**ASSIGNMENT**. Output every entry exactly as written, but omit the pictures.

**DATA SUPPLIED**.
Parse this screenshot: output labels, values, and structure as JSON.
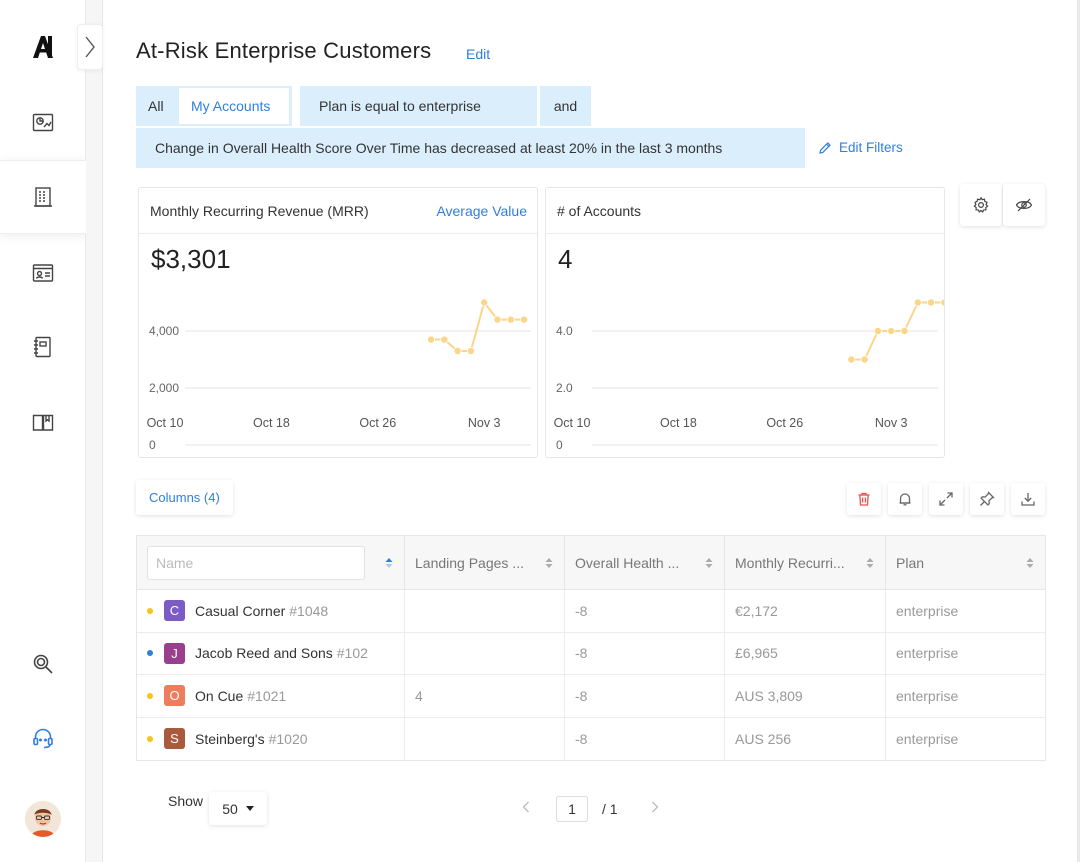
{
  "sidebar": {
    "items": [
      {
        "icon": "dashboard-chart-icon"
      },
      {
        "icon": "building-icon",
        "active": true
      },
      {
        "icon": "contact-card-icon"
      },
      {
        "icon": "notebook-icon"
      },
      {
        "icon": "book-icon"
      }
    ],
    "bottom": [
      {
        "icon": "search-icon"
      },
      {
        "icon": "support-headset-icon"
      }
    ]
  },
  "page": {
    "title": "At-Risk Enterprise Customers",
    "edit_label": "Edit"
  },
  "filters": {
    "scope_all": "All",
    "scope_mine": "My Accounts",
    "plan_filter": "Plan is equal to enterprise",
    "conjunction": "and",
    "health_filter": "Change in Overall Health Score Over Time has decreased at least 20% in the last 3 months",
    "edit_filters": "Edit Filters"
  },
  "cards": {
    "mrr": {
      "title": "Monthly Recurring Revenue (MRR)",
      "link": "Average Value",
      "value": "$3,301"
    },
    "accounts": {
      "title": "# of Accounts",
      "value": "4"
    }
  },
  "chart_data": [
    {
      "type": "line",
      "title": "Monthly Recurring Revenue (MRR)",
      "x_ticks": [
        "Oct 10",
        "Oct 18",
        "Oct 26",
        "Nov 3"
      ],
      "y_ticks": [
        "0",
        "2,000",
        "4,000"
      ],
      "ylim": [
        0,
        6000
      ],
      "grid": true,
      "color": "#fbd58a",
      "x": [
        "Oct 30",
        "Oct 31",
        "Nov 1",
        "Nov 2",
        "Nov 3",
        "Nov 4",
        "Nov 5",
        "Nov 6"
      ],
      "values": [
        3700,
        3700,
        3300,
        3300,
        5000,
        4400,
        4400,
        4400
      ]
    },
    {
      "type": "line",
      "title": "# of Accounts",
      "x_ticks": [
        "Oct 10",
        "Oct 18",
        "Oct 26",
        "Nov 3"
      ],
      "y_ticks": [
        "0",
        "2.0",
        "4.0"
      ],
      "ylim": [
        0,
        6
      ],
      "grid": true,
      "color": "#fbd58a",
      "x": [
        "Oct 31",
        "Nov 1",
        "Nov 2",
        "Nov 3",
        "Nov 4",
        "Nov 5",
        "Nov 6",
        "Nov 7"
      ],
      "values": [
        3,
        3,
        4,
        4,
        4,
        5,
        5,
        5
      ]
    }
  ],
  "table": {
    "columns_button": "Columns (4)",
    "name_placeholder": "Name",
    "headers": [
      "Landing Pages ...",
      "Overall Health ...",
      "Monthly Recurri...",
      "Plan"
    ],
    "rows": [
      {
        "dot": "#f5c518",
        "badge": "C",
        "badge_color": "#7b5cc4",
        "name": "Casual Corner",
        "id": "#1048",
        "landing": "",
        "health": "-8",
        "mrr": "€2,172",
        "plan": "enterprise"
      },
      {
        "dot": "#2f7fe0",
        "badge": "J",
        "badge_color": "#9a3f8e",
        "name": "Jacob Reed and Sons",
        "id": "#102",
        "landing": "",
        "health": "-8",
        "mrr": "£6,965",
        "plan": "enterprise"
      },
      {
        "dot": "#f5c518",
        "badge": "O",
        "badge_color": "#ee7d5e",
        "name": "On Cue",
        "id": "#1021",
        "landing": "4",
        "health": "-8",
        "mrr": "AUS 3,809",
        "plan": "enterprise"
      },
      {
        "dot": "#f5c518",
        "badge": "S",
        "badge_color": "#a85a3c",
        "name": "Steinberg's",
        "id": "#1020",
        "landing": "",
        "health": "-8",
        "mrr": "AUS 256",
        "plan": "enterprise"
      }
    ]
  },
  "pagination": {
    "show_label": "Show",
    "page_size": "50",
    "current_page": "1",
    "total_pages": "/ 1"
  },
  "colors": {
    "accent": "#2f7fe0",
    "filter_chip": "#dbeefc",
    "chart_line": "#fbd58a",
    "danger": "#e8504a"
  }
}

**ANSWER TO THIS EXERCISE**.
Parse this screenshot: output labels, values, and structure as JSON.
{
  "sidebar": {
    "items": [
      {
        "icon": "dashboard-chart-icon"
      },
      {
        "icon": "building-icon",
        "active": true
      },
      {
        "icon": "contact-card-icon"
      },
      {
        "icon": "notebook-icon"
      },
      {
        "icon": "book-icon"
      }
    ],
    "bottom": [
      {
        "icon": "search-icon"
      },
      {
        "icon": "support-headset-icon"
      }
    ]
  },
  "page": {
    "title": "At-Risk Enterprise Customers",
    "edit_label": "Edit"
  },
  "filters": {
    "scope_all": "All",
    "scope_mine": "My Accounts",
    "plan_filter": "Plan is equal to enterprise",
    "conjunction": "and",
    "health_filter": "Change in Overall Health Score Over Time has decreased at least 20% in the last 3 months",
    "edit_filters": "Edit Filters"
  },
  "cards": {
    "mrr": {
      "title": "Monthly Recurring Revenue (MRR)",
      "link": "Average Value",
      "value": "$3,301"
    },
    "accounts": {
      "title": "# of Accounts",
      "value": "4"
    }
  },
  "chart_data": [
    {
      "type": "line",
      "title": "Monthly Recurring Revenue (MRR)",
      "x_ticks": [
        "Oct 10",
        "Oct 18",
        "Oct 26",
        "Nov 3"
      ],
      "y_ticks": [
        "0",
        "2,000",
        "4,000"
      ],
      "ylim": [
        0,
        6000
      ],
      "grid": true,
      "color": "#fbd58a",
      "x": [
        "Oct 30",
        "Oct 31",
        "Nov 1",
        "Nov 2",
        "Nov 3",
        "Nov 4",
        "Nov 5",
        "Nov 6"
      ],
      "values": [
        3700,
        3700,
        3300,
        3300,
        5000,
        4400,
        4400,
        4400
      ]
    },
    {
      "type": "line",
      "title": "# of Accounts",
      "x_ticks": [
        "Oct 10",
        "Oct 18",
        "Oct 26",
        "Nov 3"
      ],
      "y_ticks": [
        "0",
        "2.0",
        "4.0"
      ],
      "ylim": [
        0,
        6
      ],
      "grid": true,
      "color": "#fbd58a",
      "x": [
        "Oct 31",
        "Nov 1",
        "Nov 2",
        "Nov 3",
        "Nov 4",
        "Nov 5",
        "Nov 6",
        "Nov 7"
      ],
      "values": [
        3,
        3,
        4,
        4,
        4,
        5,
        5,
        5
      ]
    }
  ],
  "table": {
    "columns_button": "Columns (4)",
    "name_placeholder": "Name",
    "headers": [
      "Landing Pages ...",
      "Overall Health ...",
      "Monthly Recurri...",
      "Plan"
    ],
    "rows": [
      {
        "dot": "#f5c518",
        "badge": "C",
        "badge_color": "#7b5cc4",
        "name": "Casual Corner",
        "id": "#1048",
        "landing": "",
        "health": "-8",
        "mrr": "€2,172",
        "plan": "enterprise"
      },
      {
        "dot": "#2f7fe0",
        "badge": "J",
        "badge_color": "#9a3f8e",
        "name": "Jacob Reed and Sons",
        "id": "#102",
        "landing": "",
        "health": "-8",
        "mrr": "£6,965",
        "plan": "enterprise"
      },
      {
        "dot": "#f5c518",
        "badge": "O",
        "badge_color": "#ee7d5e",
        "name": "On Cue",
        "id": "#1021",
        "landing": "4",
        "health": "-8",
        "mrr": "AUS 3,809",
        "plan": "enterprise"
      },
      {
        "dot": "#f5c518",
        "badge": "S",
        "badge_color": "#a85a3c",
        "name": "Steinberg's",
        "id": "#1020",
        "landing": "",
        "health": "-8",
        "mrr": "AUS 256",
        "plan": "enterprise"
      }
    ]
  },
  "pagination": {
    "show_label": "Show",
    "page_size": "50",
    "current_page": "1",
    "total_pages": "/ 1"
  },
  "colors": {
    "accent": "#2f7fe0",
    "filter_chip": "#dbeefc",
    "chart_line": "#fbd58a",
    "danger": "#e8504a"
  }
}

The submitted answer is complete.